Recorded data –
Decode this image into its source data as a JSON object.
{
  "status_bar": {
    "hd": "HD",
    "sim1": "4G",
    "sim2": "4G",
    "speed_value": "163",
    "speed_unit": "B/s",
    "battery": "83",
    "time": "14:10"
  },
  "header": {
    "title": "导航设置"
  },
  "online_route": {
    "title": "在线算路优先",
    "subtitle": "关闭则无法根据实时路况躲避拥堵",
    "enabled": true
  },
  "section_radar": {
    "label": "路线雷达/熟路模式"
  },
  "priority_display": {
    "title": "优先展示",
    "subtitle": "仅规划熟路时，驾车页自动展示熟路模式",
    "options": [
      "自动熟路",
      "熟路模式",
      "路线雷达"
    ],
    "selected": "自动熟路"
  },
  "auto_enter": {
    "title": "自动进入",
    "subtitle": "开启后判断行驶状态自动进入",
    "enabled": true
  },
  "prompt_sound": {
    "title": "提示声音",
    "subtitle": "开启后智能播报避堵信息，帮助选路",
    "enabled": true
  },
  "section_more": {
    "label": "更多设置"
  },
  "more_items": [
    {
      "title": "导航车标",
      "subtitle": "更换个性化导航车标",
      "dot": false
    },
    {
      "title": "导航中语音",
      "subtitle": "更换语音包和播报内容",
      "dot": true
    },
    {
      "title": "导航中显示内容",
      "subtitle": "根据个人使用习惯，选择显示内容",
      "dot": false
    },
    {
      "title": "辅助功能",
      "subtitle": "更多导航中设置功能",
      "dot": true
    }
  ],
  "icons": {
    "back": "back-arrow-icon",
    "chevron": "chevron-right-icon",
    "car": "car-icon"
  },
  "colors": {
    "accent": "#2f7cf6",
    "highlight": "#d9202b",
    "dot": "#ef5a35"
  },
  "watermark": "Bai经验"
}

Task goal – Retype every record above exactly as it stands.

Answer space –
Decode this image into its source data as a JSON object.
{
  "status_bar": {
    "hd": "HD",
    "sim1": "4G",
    "sim2": "4G",
    "speed_value": "163",
    "speed_unit": "B/s",
    "battery": "83",
    "time": "14:10"
  },
  "header": {
    "title": "导航设置"
  },
  "online_route": {
    "title": "在线算路优先",
    "subtitle": "关闭则无法根据实时路况躲避拥堵",
    "enabled": true
  },
  "section_radar": {
    "label": "路线雷达/熟路模式"
  },
  "priority_display": {
    "title": "优先展示",
    "subtitle": "仅规划熟路时，驾车页自动展示熟路模式",
    "options": [
      "自动熟路",
      "熟路模式",
      "路线雷达"
    ],
    "selected": "自动熟路"
  },
  "auto_enter": {
    "title": "自动进入",
    "subtitle": "开启后判断行驶状态自动进入",
    "enabled": true
  },
  "prompt_sound": {
    "title": "提示声音",
    "subtitle": "开启后智能播报避堵信息，帮助选路",
    "enabled": true
  },
  "section_more": {
    "label": "更多设置"
  },
  "more_items": [
    {
      "title": "导航车标",
      "subtitle": "更换个性化导航车标",
      "dot": false
    },
    {
      "title": "导航中语音",
      "subtitle": "更换语音包和播报内容",
      "dot": true
    },
    {
      "title": "导航中显示内容",
      "subtitle": "根据个人使用习惯，选择显示内容",
      "dot": false
    },
    {
      "title": "辅助功能",
      "subtitle": "更多导航中设置功能",
      "dot": true
    }
  ],
  "icons": {
    "back": "back-arrow-icon",
    "chevron": "chevron-right-icon",
    "car": "car-icon"
  },
  "colors": {
    "accent": "#2f7cf6",
    "highlight": "#d9202b",
    "dot": "#ef5a35"
  },
  "watermark": "Bai经验"
}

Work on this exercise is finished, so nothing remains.